"Changing Fashion for Changing Times"—Downton Abbey costume exhibit in a Gilded Age settin


In recent years, heritage tourism has received a big boost from the popularity of historical dramas on television; shows such as Downton Abbey, set at Highclere Castle in England, and Outlander, which utilizes to great effect historic sites across Scotland, have led to dramatic increases in tourism (see “Ancestral Tourism and the Outlander Effect”). But if you are not able to travel to these historic—pop culture—heritage sites, you might be able to experience some of the grandeur of Downton Abbey through an on-going exhibit titled “Dressing Downton: Changing Fashion for Changing Times.

The exhibit gathers nearly 40 period costumes and jewelry from the popular show, presenting authentic designs for both upstairs and downstairs denizens of Downton Abbey. Currently on view at the Lightner Museum in St. Augustine, Florida, the exhibit there is displayed among the museum’s own collection of period furniture in what was once a Gilded Age hotel and casino—the Alcazar. Henry Flagler opened the Ponce de Leon Hotel in 1887 and the following year, due to demand, opened a sister hotel—the Alcazar—across the street. The Alcazar contained a large casino, with facilities for exercising, Russian and Turkish baths, and a large indoor swimming pool. The Ponce de Leon is now Flagler College and the Alcazar’s Casino is now the Lightner Museum.

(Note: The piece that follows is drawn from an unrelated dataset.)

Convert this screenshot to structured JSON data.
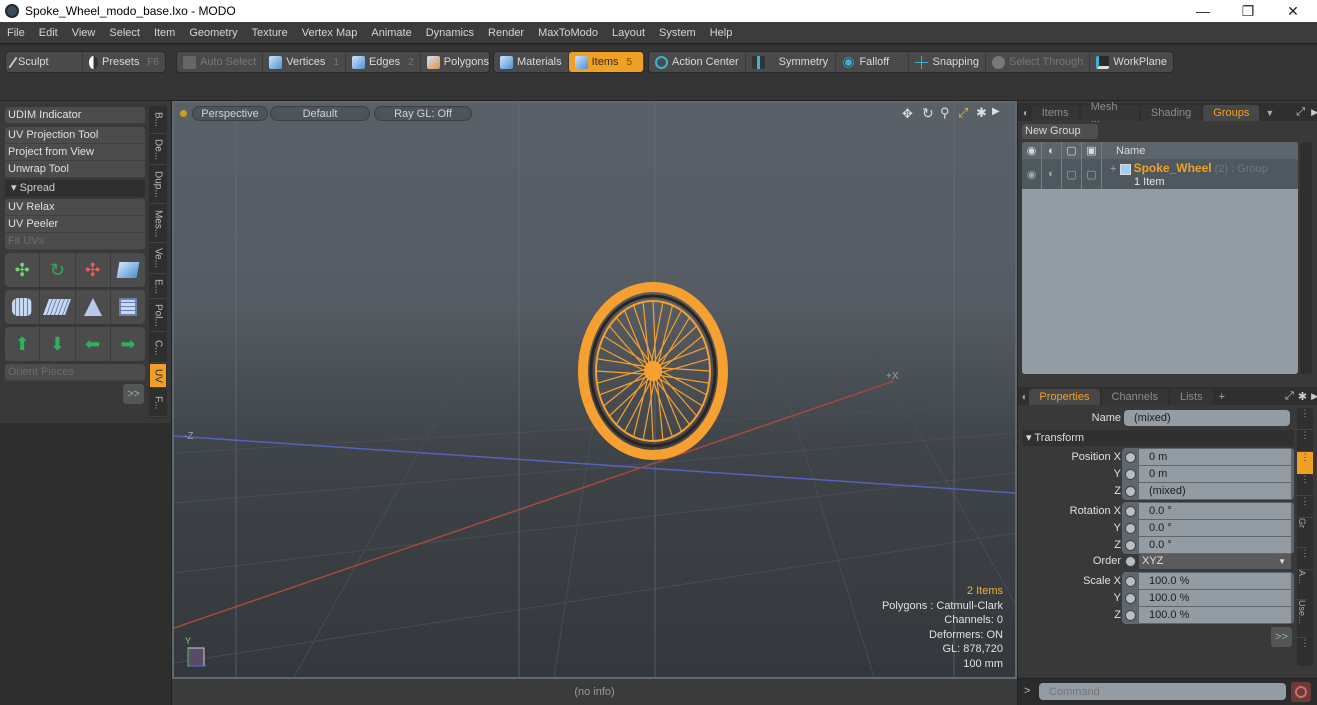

Recent Posts
  • Facebook Social Icon
  • Twitter Social Icon
  • Pinterest Social Icon
  • LinkedIn Social Icon

Contact the International Heritage News Network at info @internationalheritagenews.com. The Privacy Policy for the International Heritage News Network has been compiled to better serve those who are concerned with how their 'Personally Identifiable Information' (PII) is being used online. Go to IHN Network Privacy Policy >

© 2016-2018  by the International Heritage News Network. All photos are the property of the

International Heritage News Network, unless otherwise noted.  Proudly created with Wix.com and grateful for the assistance of Christopher C. Celauro (see About the IHN Network).